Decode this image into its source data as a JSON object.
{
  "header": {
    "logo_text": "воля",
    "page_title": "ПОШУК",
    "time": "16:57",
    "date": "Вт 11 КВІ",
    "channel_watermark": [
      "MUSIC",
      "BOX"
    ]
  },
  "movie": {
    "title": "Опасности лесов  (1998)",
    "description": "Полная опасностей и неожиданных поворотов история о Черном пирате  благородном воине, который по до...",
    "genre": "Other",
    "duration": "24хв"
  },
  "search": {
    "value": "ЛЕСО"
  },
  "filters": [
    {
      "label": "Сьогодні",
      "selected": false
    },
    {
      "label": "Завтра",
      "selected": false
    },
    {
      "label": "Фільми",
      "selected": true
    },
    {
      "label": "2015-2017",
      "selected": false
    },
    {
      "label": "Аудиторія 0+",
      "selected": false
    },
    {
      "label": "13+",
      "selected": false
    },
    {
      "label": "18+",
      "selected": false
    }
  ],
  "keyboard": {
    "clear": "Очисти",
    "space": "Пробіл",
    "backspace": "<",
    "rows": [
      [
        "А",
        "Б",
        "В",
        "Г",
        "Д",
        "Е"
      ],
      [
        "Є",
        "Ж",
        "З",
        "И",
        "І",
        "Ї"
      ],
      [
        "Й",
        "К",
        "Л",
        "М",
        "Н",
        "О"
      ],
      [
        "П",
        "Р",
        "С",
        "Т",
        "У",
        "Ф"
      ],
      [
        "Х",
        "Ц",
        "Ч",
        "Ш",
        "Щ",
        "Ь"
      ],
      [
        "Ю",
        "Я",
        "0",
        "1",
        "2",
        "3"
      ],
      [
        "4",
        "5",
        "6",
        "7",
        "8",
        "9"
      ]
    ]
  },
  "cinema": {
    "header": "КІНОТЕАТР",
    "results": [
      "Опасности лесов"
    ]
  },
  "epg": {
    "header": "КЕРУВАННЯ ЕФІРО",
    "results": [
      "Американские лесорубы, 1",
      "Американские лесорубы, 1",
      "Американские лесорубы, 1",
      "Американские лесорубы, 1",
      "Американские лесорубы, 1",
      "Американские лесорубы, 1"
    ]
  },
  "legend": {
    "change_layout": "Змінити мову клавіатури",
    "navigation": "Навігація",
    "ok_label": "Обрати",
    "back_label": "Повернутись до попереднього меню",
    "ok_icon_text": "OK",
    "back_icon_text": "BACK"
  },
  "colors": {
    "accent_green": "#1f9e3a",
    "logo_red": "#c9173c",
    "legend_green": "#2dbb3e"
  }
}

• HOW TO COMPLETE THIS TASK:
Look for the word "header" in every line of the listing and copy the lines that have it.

• SOLUTION BELOW:
  "header": {
    "header": "КІНОТЕАТР",
    "header": "КЕРУВАННЯ ЕФІРО",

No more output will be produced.